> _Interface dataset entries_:
======

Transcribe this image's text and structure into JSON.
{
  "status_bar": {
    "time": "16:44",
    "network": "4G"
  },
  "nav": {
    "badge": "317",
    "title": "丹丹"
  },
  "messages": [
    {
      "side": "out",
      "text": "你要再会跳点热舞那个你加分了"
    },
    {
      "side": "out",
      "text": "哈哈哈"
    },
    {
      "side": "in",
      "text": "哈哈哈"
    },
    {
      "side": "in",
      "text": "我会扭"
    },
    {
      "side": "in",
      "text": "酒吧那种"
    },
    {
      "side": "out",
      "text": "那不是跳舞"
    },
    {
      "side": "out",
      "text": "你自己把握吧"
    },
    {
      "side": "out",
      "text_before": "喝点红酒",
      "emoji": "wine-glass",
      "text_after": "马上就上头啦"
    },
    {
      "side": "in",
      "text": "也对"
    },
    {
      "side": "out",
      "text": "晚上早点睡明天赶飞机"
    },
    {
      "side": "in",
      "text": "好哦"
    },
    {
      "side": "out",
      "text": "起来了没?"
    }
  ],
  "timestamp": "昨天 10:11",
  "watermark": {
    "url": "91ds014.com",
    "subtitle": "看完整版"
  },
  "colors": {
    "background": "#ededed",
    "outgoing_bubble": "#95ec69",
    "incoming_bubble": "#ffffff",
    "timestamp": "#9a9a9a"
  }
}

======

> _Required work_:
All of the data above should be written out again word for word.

> _Your response_:
Transcribe this image's text and structure into JSON.
{
  "status_bar": {
    "time": "16:44",
    "network": "4G"
  },
  "nav": {
    "badge": "317",
    "title": "丹丹"
  },
  "messages": [
    {
      "side": "out",
      "text": "你要再会跳点热舞那个你加分了"
    },
    {
      "side": "out",
      "text": "哈哈哈"
    },
    {
      "side": "in",
      "text": "哈哈哈"
    },
    {
      "side": "in",
      "text": "我会扭"
    },
    {
      "side": "in",
      "text": "酒吧那种"
    },
    {
      "side": "out",
      "text": "那不是跳舞"
    },
    {
      "side": "out",
      "text": "你自己把握吧"
    },
    {
      "side": "out",
      "text_before": "喝点红酒",
      "emoji": "wine-glass",
      "text_after": "马上就上头啦"
    },
    {
      "side": "in",
      "text": "也对"
    },
    {
      "side": "out",
      "text": "晚上早点睡明天赶飞机"
    },
    {
      "side": "in",
      "text": "好哦"
    },
    {
      "side": "out",
      "text": "起来了没?"
    }
  ],
  "timestamp": "昨天 10:11",
  "watermark": {
    "url": "91ds014.com",
    "subtitle": "看完整版"
  },
  "colors": {
    "background": "#ededed",
    "outgoing_bubble": "#95ec69",
    "incoming_bubble": "#ffffff",
    "timestamp": "#9a9a9a"
  }
}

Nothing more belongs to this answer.